Looking closer and consulting a couple of resources, I realized we had both (most likely!) happened upon one of the oddest and often-questioned finds on our beaches: sea pork. Ranging in color from beige and pale pink to red or green, sea pork is a tunicate (or sea squirt), a member of the Phylum Chordata, home to all the vertebrate and semi-vertebrate animals. While they look and feel more like a cross between invertebrate slugs or sponges, the tunicates are more advanced organisms, possessing a primitive backbone in their larval “tadpole” form. Despite their blob-like appearance, they are more closely related to vertebrate animals than they are to corals or sponges.
The unusual life cycle of the tunicate. Photo credit: University of Washington, used with permission with Florida Master Naturalist program
During their short (just hours-long) larval stage, the tunicate larvae uses its nerve cord (supported by a notochord similar to a vertebrate spine) to communicate with a cerebral vesicle, which works like a brain. Similar to fish, this primitive brain uses an otolith to orient itself in the water, and an eyespot to detect light. These brain-like tools are utilized to locate an appropriate location to settle permanently. Using a sticky substance, the tunicate will attach its head directly to a hard surface (rocks, boats, docks, etc.) and go through a metamorphosis of sorts. The tunicate reabsorbs its tail and starts forming the shape and structure it needs for adulthood.
As an adult, the organism has a barrel shape covered by a tough tunic-like skin (hence “tunicate”). Adult bodies have two siphons, one to bring water in, another to shoot it out (giving them their other nickname, the sea squirt). The water passes through an atrium with organs that allow it to filter feed, trapping plankton and oxygen. The tunicates will spend most of their lives attached to a surface, pumping water in and out as filter feeders. They may be solitary or live in colonies, and vary widely in color and shape, lending variety to those chunks of sea pork found washing up.

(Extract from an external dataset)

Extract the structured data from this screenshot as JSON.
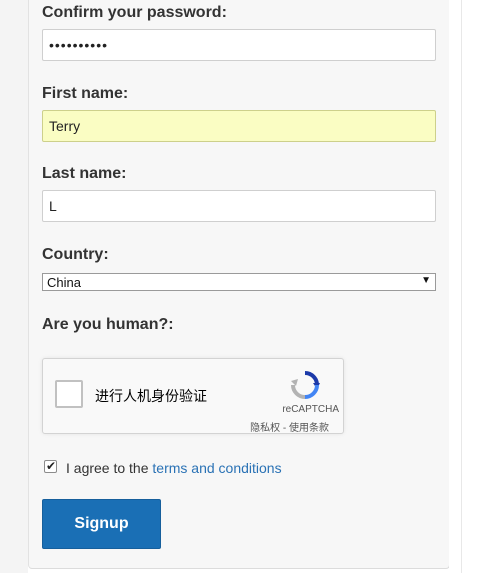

I am still awaiting positive identification from an expert on my green find to confirm that it is, indeed, a tunicate and not an unfamiliar plant. Consulting with Extension colleagues, for now we are pretty confidently going with green sea pork. If you have seen one of these before or something resembling sea pork, let us know! It is fascinating to see the variety and unusual shapes and colors.